▶ [Problem requirements]:
Each entry must be copied exactly, without omission.

▶ [Data about app and page elements]:
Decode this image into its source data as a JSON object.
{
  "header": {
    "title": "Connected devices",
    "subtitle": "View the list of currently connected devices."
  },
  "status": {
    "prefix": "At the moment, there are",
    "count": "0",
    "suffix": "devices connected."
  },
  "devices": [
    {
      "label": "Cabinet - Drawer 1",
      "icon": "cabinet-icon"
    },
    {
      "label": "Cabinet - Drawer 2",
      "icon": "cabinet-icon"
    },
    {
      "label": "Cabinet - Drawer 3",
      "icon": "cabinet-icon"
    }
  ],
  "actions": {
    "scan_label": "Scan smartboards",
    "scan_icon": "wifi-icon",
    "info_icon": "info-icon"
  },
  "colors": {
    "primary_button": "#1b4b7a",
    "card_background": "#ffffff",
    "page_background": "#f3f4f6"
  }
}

▶ [Written answer]:
Decode this image into its source data as a JSON object.
{
  "header": {
    "title": "Connected devices",
    "subtitle": "View the list of currently connected devices."
  },
  "status": {
    "prefix": "At the moment, there are",
    "count": "0",
    "suffix": "devices connected."
  },
  "devices": [
    {
      "label": "Cabinet - Drawer 1",
      "icon": "cabinet-icon"
    },
    {
      "label": "Cabinet - Drawer 2",
      "icon": "cabinet-icon"
    },
    {
      "label": "Cabinet - Drawer 3",
      "icon": "cabinet-icon"
    }
  ],
  "actions": {
    "scan_label": "Scan smartboards",
    "scan_icon": "wifi-icon",
    "info_icon": "info-icon"
  },
  "colors": {
    "primary_button": "#1b4b7a",
    "card_background": "#ffffff",
    "page_background": "#f3f4f6"
  }
}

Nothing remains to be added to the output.